The following dodecahedron may help to
understand the idea:

 

 

 

From Tait’s Theorem in 5.2.4, we could see
that the four-colour conjecture is equivalent to the conjecture that every
bridgeless cubic plane graph can be 3-edge-coloured. And by 5.2.3, it’s also
equivalent to every beidgeless cubic planar graph is spanned by a collection of
disjoint cycles of even length.

Chapter 4
Map on surfaces with holes

 

4.1
Euler’s formula in curved surfaces

In this chapter, we will discuss the map on
surface with holes. Map on a torus is one of the example. To draw a clear
picture, we will transform the map on a curved surface into a flat maps. The
following are the example:

The
arrows indicate the opposite edges are identical.

4.1.1 Definition (genus)

Genus is the number of ‘holes’ of a orientable
surface have.

 

4.1.2 Proposition If a connected graph G with  vertices,  edges
and  faces
is drawn on a torus and every face is connected, then .

 

Proof. First, we
remove all the vertices with degree 1 and the edges incident to it. (It doesn’t
change , since
it doesn’t change the number of faces and both p and q reduced by 1 ). Then
remove the edge incident with two different faces. (It doesn’t change , since
it doesn’t change the number of p and both q and r reduced by 1 ). The face
formed by the removal of edge is still connected and no holes in it.

 

After removing
the edges, there is only one face and all edges are on the boundary of this
faces. Suppose there are  edges in the vertical line and  edges on the horizontal line, there  and . So we
have

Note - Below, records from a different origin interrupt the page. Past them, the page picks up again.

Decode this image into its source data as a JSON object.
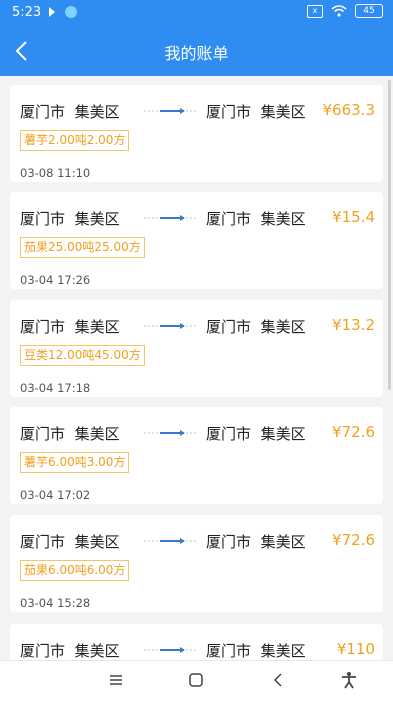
{
  "status_bar": {
    "time": "5:23",
    "sim_label": "x",
    "battery": "45"
  },
  "header": {
    "title": "我的账单"
  },
  "bills": [
    {
      "origin_city": "厦门市",
      "origin_district": "集美区",
      "dest_city": "厦门市",
      "dest_district": "集美区",
      "price": "¥663.3",
      "cargo": "薯芋2.00吨2.00方",
      "time": "03-08 11:10"
    },
    {
      "origin_city": "厦门市",
      "origin_district": "集美区",
      "dest_city": "厦门市",
      "dest_district": "集美区",
      "price": "¥15.4",
      "cargo": "茄果25.00吨25.00方",
      "time": "03-04 17:26"
    },
    {
      "origin_city": "厦门市",
      "origin_district": "集美区",
      "dest_city": "厦门市",
      "dest_district": "集美区",
      "price": "¥13.2",
      "cargo": "豆类12.00吨45.00方",
      "time": "03-04 17:18"
    },
    {
      "origin_city": "厦门市",
      "origin_district": "集美区",
      "dest_city": "厦门市",
      "dest_district": "集美区",
      "price": "¥72.6",
      "cargo": "薯芋6.00吨3.00方",
      "time": "03-04 17:02"
    },
    {
      "origin_city": "厦门市",
      "origin_district": "集美区",
      "dest_city": "厦门市",
      "dest_district": "集美区",
      "price": "¥72.6",
      "cargo": "茄果6.00吨6.00方",
      "time": "03-04 15:28"
    },
    {
      "origin_city": "厦门市",
      "origin_district": "集美区",
      "dest_city": "厦门市",
      "dest_district": "集美区",
      "price": "¥110",
      "cargo": "",
      "time": ""
    }
  ],
  "colors": {
    "header_blue": "#2f8cf0",
    "price_orange": "#f0a020"
  },
  "icons": {
    "back": "chevron-left-icon",
    "route_arrow": "arrow-right-icon",
    "nav_menu": "menu-icon",
    "nav_home": "home-icon",
    "nav_back": "back-icon",
    "nav_accessibility": "accessibility-icon"
  }
}
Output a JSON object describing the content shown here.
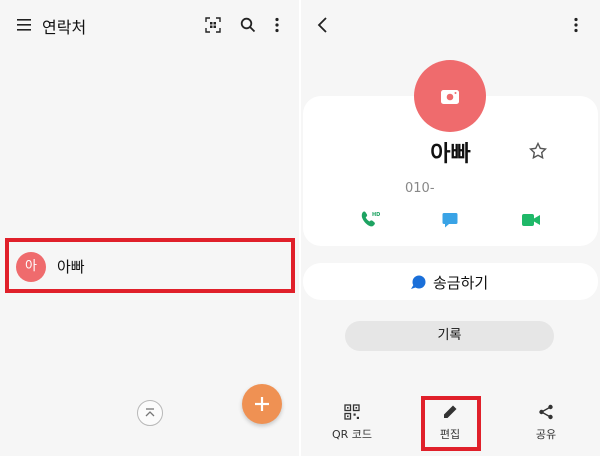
{
  "contacts_list": {
    "title": "연락처",
    "items": [
      {
        "avatar_letter": "아",
        "name": "아빠"
      }
    ]
  },
  "contact_detail": {
    "name": "아빠",
    "phone": "010-",
    "call_badge": "HD",
    "send_money_label": "송금하기",
    "history_label": "기록",
    "actions": {
      "qr_label": "QR 코드",
      "edit_label": "편집",
      "share_label": "공유"
    }
  },
  "colors": {
    "avatar": "#ef6b6d",
    "fab": "#ef9153",
    "highlight": "#e0202a",
    "call_green": "#1ea362",
    "message_blue": "#39a3e6",
    "video_green": "#1fb868",
    "pay_blue": "#1a6fd9"
  },
  "icons": [
    "menu-icon",
    "qr-scan-icon",
    "search-icon",
    "more-options-icon",
    "back-arrow-icon",
    "star-icon",
    "camera-icon",
    "phone-icon",
    "message-icon",
    "video-call-icon",
    "plus-icon",
    "chevron-up-icon",
    "qr-code-icon",
    "pencil-icon",
    "share-icon",
    "pay-icon"
  ]
}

.

 

 

 

 

 

4.1.3
Corollary If G is
a graph embedded in a torus with p vertices, q edges and r face, then .

 

Proof.
First, we add sufficient edges on G to make
it connected which would not rise the value of . Since we only add sufficient edges, no
cycle created and r does not change. So the new value of  .So
the original value is also at least 0.

 

4.1.4
Proposition If a
connected graph G with p vertices, q edges and r face is drawn on a surface of
genus g in such a way that every face is a 2-cell, then

 

Proof.
Imagine boring a hole through the middles of
one face, says A and reappearing of another face, says B. We join  vertices of A to  vertices B by adding  edges
cross the hole. The result replace A and B by  faces
by adding  edges.
The number of vertices unchanged. Since A and B is replaced,  increase by  and  increase by  -2. So
 is
decrease by 2. By induction on the number of holes, we can show the result.

 

4.1.5
Corollary If G is
any graph with p vertices, q edges and r face embedded in a surface of genus g,
then

 

Proof.
The idea is similar to 4.1.3. First, we add sufficient edges on G to
make it connected which would not rise the value of . Since we only add sufficient edges, no
cycle created and r does not change. Now the new value  is  and  is the
genus of the graph. So the original value of  was at
least .

 

 is
called the Euler characteristic.

 

 

 

 

 

 

 

 

 

4.2 Map
colouring on a torus